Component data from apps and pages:

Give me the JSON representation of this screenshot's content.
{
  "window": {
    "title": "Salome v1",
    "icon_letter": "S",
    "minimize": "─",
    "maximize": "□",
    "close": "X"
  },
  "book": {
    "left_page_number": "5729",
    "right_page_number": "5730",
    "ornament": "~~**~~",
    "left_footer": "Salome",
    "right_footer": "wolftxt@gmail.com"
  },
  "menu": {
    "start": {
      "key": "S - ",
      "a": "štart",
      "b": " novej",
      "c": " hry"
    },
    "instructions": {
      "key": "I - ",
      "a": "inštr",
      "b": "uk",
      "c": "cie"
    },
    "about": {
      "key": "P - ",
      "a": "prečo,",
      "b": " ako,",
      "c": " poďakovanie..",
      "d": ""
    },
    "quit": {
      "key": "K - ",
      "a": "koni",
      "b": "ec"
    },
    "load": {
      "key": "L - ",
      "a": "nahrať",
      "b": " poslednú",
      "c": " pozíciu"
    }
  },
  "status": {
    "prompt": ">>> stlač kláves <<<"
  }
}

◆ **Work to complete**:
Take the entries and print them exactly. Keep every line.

◆ **Answer below**:
Give me the JSON representation of this screenshot's content.
{
  "window": {
    "title": "Salome v1",
    "icon_letter": "S",
    "minimize": "─",
    "maximize": "□",
    "close": "X"
  },
  "book": {
    "left_page_number": "5729",
    "right_page_number": "5730",
    "ornament": "~~**~~",
    "left_footer": "Salome",
    "right_footer": "wolftxt@gmail.com"
  },
  "menu": {
    "start": {
      "key": "S - ",
      "a": "štart",
      "b": " novej",
      "c": " hry"
    },
    "instructions": {
      "key": "I - ",
      "a": "inštr",
      "b": "uk",
      "c": "cie"
    },
    "about": {
      "key": "P - ",
      "a": "prečo,",
      "b": " ako,",
      "c": " poďakovanie..",
      "d": ""
    },
    "quit": {
      "key": "K - ",
      "a": "koni",
      "b": "ec"
    },
    "load": {
      "key": "L - ",
      "a": "nahrať",
      "b": " poslednú",
      "c": " pozíciu"
    }
  },
  "status": {
    "prompt": ">>> stlač kláves <<<"
  }
}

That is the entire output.